The military must stop taking disciplinary action on the basis of sexual preference, which harms no one, and start taking action against wrongful conduct such as sexual harassment, which harms everyone. A step in the right direction would be to identify and discharge those responsible for the Tailhook incident.

Joanne Backof

Baltimore

Mindless

As our vice president takes swipes at the "cultural elite," single parents and others, I enjoy remembering his quote before the United Negro College Fund, which went something like this:

"What a terrible thing it is to lose one's mind, or to not have a mind. . ."

That's the thought I'll carry into the voting booth this November.

David S. Roberts

Towson

Intolerant Perot

As one who attended the recent Perot rally in Annapolis solely to wave my "Bush/Quayle 1992" sign, I came away more grateful than ever that we have someone with the honesty and integrity of President Bush.

If Ross Perot is anything like some of his supporters, a Perot administration would pose a great threat to our basic civil liberties.

Not only were we cursed at during this event, we were physically threatened: Two friends who attended the rally with me were grabbed, and at one point several Perot supporters formed a circle around us and told us to leave.

What amazed me most was their total unwillingness to acknowledge our right to be there. Some of Perot's supporters have no respect for First Amendment rights.

Obviously, the Perot mentality tolerates no dissent. There is one and only one view allowed. So much for the rest of us and so much for our system of democracy.

This event gave me a preview of what a Perot administration could do to our country. In this case, I was indeed able to judge the book by its cover.

Greg McMahon

Glen Burnie

Out of touch

The same court that decided burning a flag or cross is a form of free speech now declares that saying a prayer is not. It seems the Supreme Court is out of touch with both the Constitution and the American people.

The notion that pupils would feel "psychological coercion" from having to sit through a prayer opens doors to more legal claims and appeals.

Yet many children already are subjected to such coercion by having to sit through classes in sex education, evolution as a scientific fact, induced abortion for birth control, alternative life styles, occult practices, secular humanism and blasphemous art.

Robert T. Woodworth

Baltimore

The writer is pastor of Christ & Country Church.

Closet maniacs

Here's an interesting footnote to the disclosure that last year President Bush authorized the CIA to root out and block the spread of nuclear weapons.

It seems that as many as 10 "developing" nations either had or were working on nuclear weapons as of 1990.

At least 22 have or are working on chemical and/or biological weapons.
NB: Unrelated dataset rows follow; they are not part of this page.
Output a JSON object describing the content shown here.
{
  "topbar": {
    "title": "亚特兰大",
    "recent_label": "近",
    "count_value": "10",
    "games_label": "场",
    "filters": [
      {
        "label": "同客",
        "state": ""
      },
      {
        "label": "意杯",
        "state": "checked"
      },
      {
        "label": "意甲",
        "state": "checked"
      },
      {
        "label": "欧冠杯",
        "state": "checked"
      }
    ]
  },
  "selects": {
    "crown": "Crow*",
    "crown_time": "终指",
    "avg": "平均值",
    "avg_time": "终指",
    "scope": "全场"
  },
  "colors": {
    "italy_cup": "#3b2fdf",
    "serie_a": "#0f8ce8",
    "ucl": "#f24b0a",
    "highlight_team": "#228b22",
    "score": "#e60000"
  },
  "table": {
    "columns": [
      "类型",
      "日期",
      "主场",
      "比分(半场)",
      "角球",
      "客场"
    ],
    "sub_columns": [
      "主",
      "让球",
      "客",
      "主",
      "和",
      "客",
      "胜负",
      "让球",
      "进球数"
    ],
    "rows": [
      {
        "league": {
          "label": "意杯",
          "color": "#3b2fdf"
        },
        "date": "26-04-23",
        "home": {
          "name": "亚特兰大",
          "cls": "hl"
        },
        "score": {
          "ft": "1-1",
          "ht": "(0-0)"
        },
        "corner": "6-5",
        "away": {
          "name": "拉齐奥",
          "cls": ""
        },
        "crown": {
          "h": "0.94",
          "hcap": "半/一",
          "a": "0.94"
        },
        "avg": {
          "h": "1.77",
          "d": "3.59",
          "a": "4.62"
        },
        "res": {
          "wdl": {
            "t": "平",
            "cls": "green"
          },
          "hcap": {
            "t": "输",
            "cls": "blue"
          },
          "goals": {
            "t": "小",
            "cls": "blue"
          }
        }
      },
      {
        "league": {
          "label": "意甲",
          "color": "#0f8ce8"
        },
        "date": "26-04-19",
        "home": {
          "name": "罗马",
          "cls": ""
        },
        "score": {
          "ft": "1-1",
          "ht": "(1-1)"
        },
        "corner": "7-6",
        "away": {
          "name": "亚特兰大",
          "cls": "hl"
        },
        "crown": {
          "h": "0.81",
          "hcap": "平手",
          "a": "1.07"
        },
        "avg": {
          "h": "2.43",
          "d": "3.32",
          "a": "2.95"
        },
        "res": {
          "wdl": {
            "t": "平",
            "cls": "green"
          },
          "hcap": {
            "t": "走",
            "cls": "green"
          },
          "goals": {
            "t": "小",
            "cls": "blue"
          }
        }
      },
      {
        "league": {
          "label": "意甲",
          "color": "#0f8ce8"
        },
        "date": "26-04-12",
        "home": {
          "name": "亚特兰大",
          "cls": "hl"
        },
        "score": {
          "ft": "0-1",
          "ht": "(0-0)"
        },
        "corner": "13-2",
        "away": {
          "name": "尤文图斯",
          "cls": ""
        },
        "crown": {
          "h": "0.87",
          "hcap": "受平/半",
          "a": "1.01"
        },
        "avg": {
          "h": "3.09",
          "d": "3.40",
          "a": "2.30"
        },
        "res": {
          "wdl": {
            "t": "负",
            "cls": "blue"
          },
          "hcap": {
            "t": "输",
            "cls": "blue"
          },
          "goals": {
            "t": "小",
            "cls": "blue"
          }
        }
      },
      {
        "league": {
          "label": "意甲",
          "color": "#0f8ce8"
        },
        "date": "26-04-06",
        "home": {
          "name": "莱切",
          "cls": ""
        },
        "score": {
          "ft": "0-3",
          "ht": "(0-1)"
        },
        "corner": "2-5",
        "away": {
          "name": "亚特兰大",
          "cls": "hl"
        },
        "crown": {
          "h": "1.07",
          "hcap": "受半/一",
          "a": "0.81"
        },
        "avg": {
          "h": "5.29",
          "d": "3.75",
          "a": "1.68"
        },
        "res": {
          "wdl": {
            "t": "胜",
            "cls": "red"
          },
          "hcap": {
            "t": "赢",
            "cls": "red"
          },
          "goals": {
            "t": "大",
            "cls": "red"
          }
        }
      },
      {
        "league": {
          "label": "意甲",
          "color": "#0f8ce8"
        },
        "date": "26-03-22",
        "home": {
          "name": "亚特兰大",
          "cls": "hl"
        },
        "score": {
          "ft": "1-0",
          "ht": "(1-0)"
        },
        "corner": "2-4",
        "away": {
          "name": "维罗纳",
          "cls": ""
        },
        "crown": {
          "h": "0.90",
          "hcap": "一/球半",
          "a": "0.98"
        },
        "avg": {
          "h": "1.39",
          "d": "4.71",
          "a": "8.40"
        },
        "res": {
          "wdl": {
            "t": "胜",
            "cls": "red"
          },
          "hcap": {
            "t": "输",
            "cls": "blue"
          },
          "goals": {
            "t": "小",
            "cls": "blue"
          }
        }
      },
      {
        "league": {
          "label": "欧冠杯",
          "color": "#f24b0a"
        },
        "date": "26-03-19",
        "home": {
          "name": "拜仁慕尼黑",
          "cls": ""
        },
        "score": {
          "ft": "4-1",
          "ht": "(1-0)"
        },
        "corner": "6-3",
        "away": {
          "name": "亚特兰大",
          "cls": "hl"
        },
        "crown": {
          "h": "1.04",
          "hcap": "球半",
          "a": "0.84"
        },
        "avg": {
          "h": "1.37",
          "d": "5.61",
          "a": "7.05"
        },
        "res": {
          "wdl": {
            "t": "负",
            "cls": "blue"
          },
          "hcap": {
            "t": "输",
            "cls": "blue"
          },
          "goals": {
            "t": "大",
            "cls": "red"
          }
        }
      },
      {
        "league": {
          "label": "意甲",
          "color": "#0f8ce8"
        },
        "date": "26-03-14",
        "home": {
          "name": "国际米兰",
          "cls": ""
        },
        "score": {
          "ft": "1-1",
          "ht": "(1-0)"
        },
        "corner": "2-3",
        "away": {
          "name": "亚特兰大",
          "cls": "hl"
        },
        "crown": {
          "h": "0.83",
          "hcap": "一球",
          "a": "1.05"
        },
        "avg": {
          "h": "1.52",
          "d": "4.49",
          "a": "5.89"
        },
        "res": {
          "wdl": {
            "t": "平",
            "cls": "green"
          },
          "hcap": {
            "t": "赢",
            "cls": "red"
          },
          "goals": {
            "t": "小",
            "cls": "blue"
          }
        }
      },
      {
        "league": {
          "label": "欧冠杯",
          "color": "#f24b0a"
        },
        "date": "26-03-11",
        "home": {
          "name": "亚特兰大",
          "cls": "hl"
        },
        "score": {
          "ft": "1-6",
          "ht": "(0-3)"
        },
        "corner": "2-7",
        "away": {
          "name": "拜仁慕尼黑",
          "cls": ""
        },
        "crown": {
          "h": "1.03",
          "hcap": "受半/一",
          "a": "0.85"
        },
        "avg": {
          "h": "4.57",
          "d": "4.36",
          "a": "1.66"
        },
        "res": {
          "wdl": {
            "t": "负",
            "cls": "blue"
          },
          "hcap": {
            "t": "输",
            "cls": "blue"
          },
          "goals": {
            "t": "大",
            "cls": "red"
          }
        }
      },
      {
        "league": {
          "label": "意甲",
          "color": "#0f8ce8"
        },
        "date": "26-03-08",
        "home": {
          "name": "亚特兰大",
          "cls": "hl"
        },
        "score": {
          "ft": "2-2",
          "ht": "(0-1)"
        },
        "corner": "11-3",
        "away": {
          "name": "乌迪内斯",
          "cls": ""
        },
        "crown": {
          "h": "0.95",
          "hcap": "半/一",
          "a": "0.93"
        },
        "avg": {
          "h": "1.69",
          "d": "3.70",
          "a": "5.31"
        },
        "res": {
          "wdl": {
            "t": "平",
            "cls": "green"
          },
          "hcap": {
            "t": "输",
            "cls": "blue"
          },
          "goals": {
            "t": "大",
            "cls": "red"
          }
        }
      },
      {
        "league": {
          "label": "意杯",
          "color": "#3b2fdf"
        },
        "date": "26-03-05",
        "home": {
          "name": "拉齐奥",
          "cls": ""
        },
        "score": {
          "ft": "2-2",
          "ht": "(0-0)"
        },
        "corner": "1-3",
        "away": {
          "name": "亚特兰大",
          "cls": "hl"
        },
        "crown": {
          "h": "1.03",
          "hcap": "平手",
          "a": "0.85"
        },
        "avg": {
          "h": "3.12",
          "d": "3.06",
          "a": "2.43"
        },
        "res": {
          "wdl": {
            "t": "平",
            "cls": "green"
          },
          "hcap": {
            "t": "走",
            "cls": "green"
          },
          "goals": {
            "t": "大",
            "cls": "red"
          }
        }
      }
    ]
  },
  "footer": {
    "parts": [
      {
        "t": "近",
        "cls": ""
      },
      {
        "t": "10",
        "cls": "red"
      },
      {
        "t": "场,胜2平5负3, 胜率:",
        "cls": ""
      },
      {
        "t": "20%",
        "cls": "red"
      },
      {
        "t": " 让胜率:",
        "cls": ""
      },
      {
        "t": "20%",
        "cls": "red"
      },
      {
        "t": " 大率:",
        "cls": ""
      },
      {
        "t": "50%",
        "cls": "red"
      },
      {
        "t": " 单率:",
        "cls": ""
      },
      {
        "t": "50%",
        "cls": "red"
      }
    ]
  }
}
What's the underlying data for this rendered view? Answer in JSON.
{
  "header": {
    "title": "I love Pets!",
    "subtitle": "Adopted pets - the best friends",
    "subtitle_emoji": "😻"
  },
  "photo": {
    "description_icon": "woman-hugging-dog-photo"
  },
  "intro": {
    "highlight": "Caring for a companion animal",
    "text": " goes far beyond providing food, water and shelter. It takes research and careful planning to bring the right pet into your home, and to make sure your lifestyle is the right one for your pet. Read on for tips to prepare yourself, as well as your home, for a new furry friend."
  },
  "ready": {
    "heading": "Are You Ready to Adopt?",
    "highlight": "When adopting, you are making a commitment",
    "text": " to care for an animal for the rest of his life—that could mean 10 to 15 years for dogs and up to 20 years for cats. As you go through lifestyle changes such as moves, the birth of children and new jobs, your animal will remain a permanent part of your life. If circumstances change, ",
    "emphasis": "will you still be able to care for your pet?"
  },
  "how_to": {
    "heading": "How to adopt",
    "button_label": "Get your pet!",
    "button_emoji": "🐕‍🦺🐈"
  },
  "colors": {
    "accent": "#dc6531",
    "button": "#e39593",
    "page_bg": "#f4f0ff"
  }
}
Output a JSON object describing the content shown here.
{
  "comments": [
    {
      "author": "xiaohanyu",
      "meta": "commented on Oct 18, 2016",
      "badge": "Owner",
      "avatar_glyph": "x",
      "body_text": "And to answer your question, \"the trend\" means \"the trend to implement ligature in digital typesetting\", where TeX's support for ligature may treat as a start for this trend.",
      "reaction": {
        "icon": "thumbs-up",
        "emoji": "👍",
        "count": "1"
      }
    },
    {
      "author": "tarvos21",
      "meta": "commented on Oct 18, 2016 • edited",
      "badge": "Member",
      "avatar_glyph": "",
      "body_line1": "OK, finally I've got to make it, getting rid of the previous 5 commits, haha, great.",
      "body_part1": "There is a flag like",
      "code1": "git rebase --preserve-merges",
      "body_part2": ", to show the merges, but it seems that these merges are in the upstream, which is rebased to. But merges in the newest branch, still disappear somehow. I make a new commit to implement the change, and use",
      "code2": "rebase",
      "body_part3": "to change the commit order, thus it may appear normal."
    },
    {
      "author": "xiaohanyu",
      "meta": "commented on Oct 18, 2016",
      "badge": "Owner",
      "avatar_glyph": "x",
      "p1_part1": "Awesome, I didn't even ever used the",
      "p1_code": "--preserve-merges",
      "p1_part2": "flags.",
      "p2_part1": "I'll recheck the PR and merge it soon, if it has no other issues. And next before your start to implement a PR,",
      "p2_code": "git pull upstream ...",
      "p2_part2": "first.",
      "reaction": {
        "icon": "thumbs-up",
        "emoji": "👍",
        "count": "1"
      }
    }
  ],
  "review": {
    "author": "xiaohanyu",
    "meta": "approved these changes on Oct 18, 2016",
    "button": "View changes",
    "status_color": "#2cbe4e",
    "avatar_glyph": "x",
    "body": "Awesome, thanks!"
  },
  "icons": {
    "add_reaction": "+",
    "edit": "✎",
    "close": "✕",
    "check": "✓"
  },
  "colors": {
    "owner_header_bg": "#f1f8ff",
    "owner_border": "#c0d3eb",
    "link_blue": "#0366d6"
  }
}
And 25 have or are working on ballistic missiles.

Governments the whole world over, apparently, have closet maniacs in positions of power.

Richard T. Seymour

Baltimore

Viva the knot-hole gang!

I am living in Puerto Rico in retirement but I was born, raised and spent most of my life in East Baltimore near Patterson Park. So I have watched with great interest (on cable TV) the Orioles in their grand new park at Camden Yard.

Viewing the park reminds me of my youth in East Baltimore during the late 1920s and early '30s and the wonderful times I used to have at the old Oriole Park at 29th Street and Greenmount Avenue.

I was a member of what was called the "knot-hole gang," a redoubtable group of mostly poverty-stricken inner city kids who were permitted to view the International League Orioles through knot holes in the boards of the fence around the outfield.

As I remember, there was little or no admission charged for the privilege of viewing the games from this vantage point.

It would be a fine move by the new Orioles management to reinstate something like the old knot-hole gang for present day inner city kids.

Al Luckton

Mayaguez, Puerto Rico

Baltimore Sun Articles
|
|
|
Please note the green-lined linked article text has been applied commercially without any involvement from our newsroom editors, reporters or any other editorial staff.